EXERCISE -> Return each line of the data below exactly, omitting any pictures.

[SUPPLIED ENTRIES]

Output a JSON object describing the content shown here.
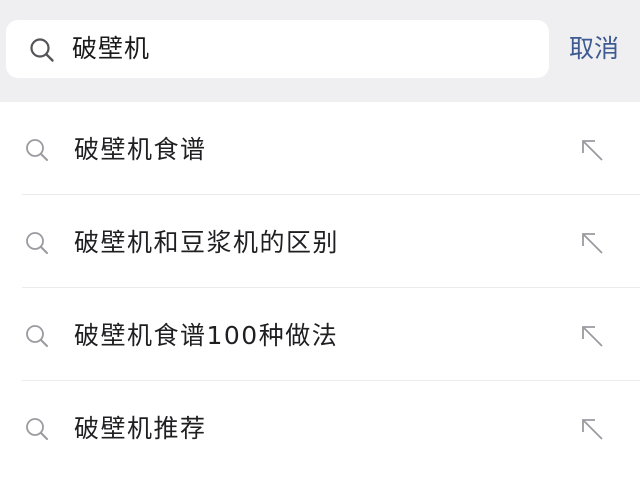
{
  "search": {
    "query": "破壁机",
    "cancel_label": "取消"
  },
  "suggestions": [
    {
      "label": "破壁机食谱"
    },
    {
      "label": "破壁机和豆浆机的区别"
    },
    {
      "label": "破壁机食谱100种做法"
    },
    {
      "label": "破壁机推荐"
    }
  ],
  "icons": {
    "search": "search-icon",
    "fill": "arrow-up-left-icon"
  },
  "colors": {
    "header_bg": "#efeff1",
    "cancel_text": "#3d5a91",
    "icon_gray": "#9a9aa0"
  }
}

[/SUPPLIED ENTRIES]

YOUR SOLUTION ->
Output a JSON object describing the content shown here.
{
  "search": {
    "query": "破壁机",
    "cancel_label": "取消"
  },
  "suggestions": [
    {
      "label": "破壁机食谱"
    },
    {
      "label": "破壁机和豆浆机的区别"
    },
    {
      "label": "破壁机食谱100种做法"
    },
    {
      "label": "破壁机推荐"
    }
  ],
  "icons": {
    "search": "search-icon",
    "fill": "arrow-up-left-icon"
  },
  "colors": {
    "header_bg": "#efeff1",
    "cancel_text": "#3d5a91",
    "icon_gray": "#9a9aa0"
  }
}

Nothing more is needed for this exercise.